**Exercise brief**
State how many lines of the entries hold the string "Morski". Reply with the number alone.

——————

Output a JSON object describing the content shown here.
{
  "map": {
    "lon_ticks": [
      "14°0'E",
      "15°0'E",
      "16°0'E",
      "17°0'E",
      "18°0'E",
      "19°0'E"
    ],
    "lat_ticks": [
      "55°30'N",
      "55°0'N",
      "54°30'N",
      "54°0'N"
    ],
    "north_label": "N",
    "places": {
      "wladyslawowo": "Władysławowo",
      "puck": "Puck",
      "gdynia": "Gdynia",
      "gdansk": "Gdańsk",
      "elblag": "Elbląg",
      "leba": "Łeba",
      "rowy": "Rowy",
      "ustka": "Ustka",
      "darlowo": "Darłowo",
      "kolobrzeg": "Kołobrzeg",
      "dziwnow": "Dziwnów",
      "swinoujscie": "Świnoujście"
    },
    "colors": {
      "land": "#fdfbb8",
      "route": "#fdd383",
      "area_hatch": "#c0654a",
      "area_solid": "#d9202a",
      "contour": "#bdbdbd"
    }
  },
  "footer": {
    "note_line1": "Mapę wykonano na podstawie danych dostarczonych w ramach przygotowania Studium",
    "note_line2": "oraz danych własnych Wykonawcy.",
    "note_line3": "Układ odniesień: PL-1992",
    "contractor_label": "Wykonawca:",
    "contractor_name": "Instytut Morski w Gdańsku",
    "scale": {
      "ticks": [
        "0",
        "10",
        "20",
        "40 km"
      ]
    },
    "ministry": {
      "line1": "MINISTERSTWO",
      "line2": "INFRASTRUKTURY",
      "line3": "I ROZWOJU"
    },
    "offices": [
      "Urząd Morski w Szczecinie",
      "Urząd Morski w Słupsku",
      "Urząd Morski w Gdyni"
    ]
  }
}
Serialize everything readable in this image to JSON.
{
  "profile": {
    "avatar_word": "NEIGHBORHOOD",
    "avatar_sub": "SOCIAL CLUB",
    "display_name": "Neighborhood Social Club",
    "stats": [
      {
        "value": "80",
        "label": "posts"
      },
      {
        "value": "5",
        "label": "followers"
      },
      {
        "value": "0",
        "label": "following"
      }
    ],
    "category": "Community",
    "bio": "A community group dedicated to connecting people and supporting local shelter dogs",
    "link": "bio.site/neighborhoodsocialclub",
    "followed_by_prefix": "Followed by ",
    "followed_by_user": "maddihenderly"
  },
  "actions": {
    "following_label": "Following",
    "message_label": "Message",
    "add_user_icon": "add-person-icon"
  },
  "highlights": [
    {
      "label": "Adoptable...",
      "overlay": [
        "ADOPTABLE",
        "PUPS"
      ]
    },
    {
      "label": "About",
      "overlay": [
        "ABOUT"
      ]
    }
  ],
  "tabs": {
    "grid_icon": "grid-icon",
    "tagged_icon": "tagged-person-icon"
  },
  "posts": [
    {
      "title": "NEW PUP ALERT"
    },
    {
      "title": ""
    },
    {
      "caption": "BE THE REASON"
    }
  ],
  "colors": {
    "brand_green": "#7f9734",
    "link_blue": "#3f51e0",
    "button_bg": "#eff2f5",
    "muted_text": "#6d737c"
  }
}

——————

**Answer section**
4